Mysteries of Mongolia opens at new KOICA center
Mongolia is the first nation showcased at the new KOICA Global Village.
Late last month, the Korea International Cooperation Agency opened the doors of its own exhibition center on the first floor of the KOICA training center in Seocho-dong.
“I want to express my gratitude for selecting Mongolia as the first nation introduced at the KOICA Global Village in the wake of the 20th anniversary of Korea-Mongolia diplomatic ties,” said Mongolian Ambassador Gerel Dorjpalam.
The center plans to introduce the lifestyles and cultures of 56 developing nations around the world where KOICA has a presence.
“Promoting exchange and cooperation in such diverse areas will surely help to further bring our two countries closer,” said Dorjpalam.
The Global Village houses four exhibition rooms that take up a 330 square meter area.

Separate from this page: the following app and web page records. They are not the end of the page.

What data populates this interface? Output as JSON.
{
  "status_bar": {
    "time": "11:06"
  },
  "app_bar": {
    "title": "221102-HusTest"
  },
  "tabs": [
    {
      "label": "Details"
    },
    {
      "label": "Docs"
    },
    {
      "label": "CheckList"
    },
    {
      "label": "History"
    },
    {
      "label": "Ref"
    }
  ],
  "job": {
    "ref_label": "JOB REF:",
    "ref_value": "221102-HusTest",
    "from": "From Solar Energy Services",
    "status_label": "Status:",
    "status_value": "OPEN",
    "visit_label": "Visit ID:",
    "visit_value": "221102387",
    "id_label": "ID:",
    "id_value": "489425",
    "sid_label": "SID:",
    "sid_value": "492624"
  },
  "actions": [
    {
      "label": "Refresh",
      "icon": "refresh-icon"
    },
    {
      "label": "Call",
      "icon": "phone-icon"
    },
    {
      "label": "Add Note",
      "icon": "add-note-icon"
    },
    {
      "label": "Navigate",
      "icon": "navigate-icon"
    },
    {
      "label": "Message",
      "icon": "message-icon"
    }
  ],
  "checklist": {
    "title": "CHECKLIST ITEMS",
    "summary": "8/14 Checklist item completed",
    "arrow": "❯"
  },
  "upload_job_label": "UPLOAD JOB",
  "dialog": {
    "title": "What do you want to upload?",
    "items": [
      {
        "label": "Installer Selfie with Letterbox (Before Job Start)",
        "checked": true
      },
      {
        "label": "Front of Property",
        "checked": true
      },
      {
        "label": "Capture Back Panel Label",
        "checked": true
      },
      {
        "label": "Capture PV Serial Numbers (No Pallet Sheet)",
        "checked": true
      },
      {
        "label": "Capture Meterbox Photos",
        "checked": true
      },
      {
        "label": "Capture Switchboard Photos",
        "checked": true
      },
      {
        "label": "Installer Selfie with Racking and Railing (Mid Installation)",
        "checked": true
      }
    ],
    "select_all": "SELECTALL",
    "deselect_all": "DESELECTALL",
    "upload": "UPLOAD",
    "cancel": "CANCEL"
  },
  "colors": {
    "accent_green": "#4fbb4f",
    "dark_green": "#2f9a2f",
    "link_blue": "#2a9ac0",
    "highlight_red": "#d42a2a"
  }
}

“It’s truly meaningful to establish this new exhibition center that helps us understand major issues around the world, in tune with the era of globalization,” said KOICA president Park Dae-won during the opening ceremony on Jun. 29.
The plan for the center is to rotate exhibitions every three months to introduce one country after the other, which are all involved in KOICA’s assistance project.
The Mongolian Embassy plans to run programs about its culture, including a chance to experience the Nadam Festival, sampling traditional cuisine and participating in a seminar on climate change.
“Korea, once so poor right after the Korean War, managed to pull itself up to become one of the economic powerhouses in the world,” said Lee Ra, a Mongolian woman who became the first foreign-born councilor in Gyeonggi Province in a recent local election.
She added that “Mongolia needs that kind of experience that Solongos went through.” Solongos is a nickname Mongolians have given Korea meaning “rainbow country.”
The KOICA Global Village is open from 10 a.m. to 6 p.m. from Tuesday through Sunday.